Today Campeche welcomes visitors and residents with warmth and curiosity. The infrastructure in Campeche has grown sufficiently to offer tourists an unforgettable visit and is now set to follow in the footsteps of Merida in offering superb investment and retirement opportunities as well. There are large developments being built south of Campeche along the beautiful Gulf Coast, which many people believe will eventually cover the coast from Campeche to Ciudad del Carmen. Stores, restaurants, movie theatres and hotels are springing up in the Campeche area… there is even a five-star Starwood Hotel in Campeche, Hacienda Uayamon.
While it is helpful to speak a little Spanish to get around Campeche, more and more young people in Mexico are learning English and welcome the opportunity to practice with you. Sometimes, the people you meet along the way can be your best teachers of the language. We have always found that some of our best teachers are waiters, drivers and other service providers who will exchange a few words of Spanish for a few learned words of English.

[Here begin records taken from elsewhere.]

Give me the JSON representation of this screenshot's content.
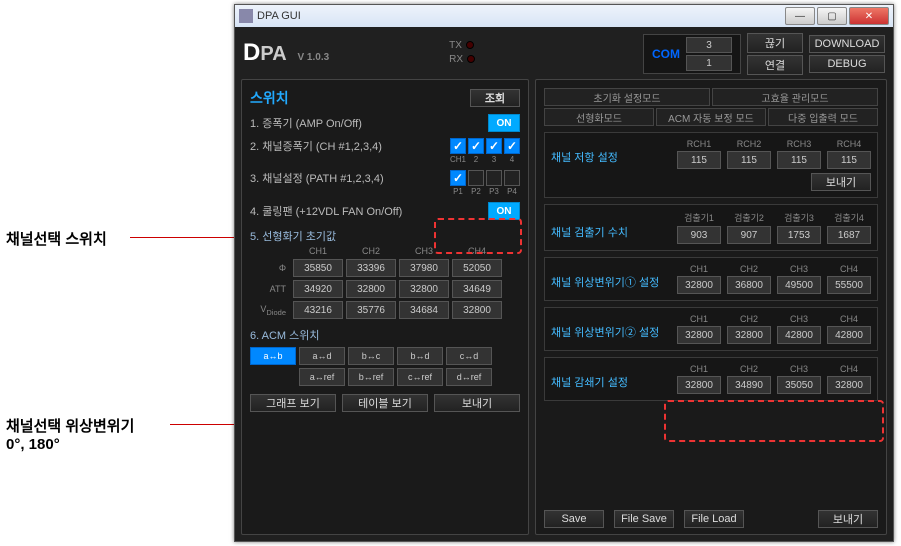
{
  "annotation1": "채널선택 스위치",
  "annotation2_line1": "채널선택 위상변위기",
  "annotation2_line2": "0°, 180°",
  "window_title": "DPA GUI",
  "logo": {
    "prefix": "D",
    "rest": "PA",
    "version": "V 1.0.3"
  },
  "txrx": {
    "tx": "TX",
    "rx": "RX"
  },
  "com": {
    "label": "COM",
    "val1": "3",
    "val2": "1"
  },
  "top_buttons": {
    "disconnect": "끊기",
    "connect": "연결",
    "download": "DOWNLOAD",
    "debug": "DEBUG"
  },
  "left": {
    "title": "스위치",
    "query_btn": "조회",
    "r1": "1. 증폭기 (AMP On/Off)",
    "r2": "2. 채널증폭기 (CH #1,2,3,4)",
    "r2_labels": [
      "CH1",
      "2",
      "3",
      "4"
    ],
    "r3": "3. 채널설정 (PATH #1,2,3,4)",
    "r3_labels": [
      "P1",
      "P2",
      "P3",
      "P4"
    ],
    "r4": "4. 쿨링팬 (+12VDL FAN On/Off)",
    "r5": "5. 선형화기 초기값",
    "grid_cols": [
      "CH1",
      "CH2",
      "CH3",
      "CH4"
    ],
    "grid_rows": {
      "Φ": [
        "35850",
        "33396",
        "37980",
        "52050"
      ],
      "ATT": [
        "34920",
        "32800",
        "32800",
        "34649"
      ],
      "VDiode": [
        "43216",
        "35776",
        "34684",
        "32800"
      ]
    },
    "r6": "6. ACM 스위치",
    "acm_row1": [
      "a↔b",
      "a↔d",
      "b↔c",
      "b↔d",
      "c↔d"
    ],
    "acm_row2": [
      "",
      "a↔ref",
      "b↔ref",
      "c↔ref",
      "d↔ref"
    ],
    "bottom": {
      "graph": "그래프 보기",
      "table": "테이블 보기",
      "send": "보내기"
    },
    "on_label": "ON"
  },
  "right": {
    "tabs_main": [
      "초기화 설정모드",
      "고효율 관리모드"
    ],
    "tabs_sub": [
      "선형화모드",
      "ACM 자동 보정 모드",
      "다중 입출력 모드"
    ],
    "g1": {
      "title": "채널 저항 설정",
      "cols": [
        "RCH1",
        "RCH2",
        "RCH3",
        "RCH4"
      ],
      "vals": [
        "115",
        "115",
        "115",
        "115"
      ],
      "send": "보내기"
    },
    "g2": {
      "title": "채널 검출기 수치",
      "cols": [
        "검출기1",
        "검출기2",
        "검출기3",
        "검출기4"
      ],
      "vals": [
        "903",
        "907",
        "1753",
        "1687"
      ]
    },
    "g3": {
      "title": "채널 위상변위기① 설정",
      "cols": [
        "CH1",
        "CH2",
        "CH3",
        "CH4"
      ],
      "vals": [
        "32800",
        "36800",
        "49500",
        "55500"
      ]
    },
    "g4": {
      "title": "채널 위상변위기② 설정",
      "cols": [
        "CH1",
        "CH2",
        "CH3",
        "CH4"
      ],
      "vals": [
        "32800",
        "32800",
        "42800",
        "42800"
      ]
    },
    "g5": {
      "title": "채널 감쇄기 설정",
      "cols": [
        "CH1",
        "CH2",
        "CH3",
        "CH4"
      ],
      "vals": [
        "32800",
        "34890",
        "35050",
        "32800"
      ]
    },
    "bottom": {
      "save": "Save",
      "file_save": "File Save",
      "file_load": "File Load",
      "send": "보내기"
    }
  }
}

In general, Campeche is “behind” Merida in both its infrastructure and its language flexibility. It is a two-hour minimum drive to the Merida airport, and to some of the resources of that city. What Campeche lacks in modern amenities, it makes up for in charm and beauty, and opportunity. Not only that, but Campeche’s modernity lag behind Merida can be your gain… it is less expensive to travel, invest and live here!
For more information on Campeche, try these links:
Wikipedia’s entry on Campeche
A decent Campeche travel website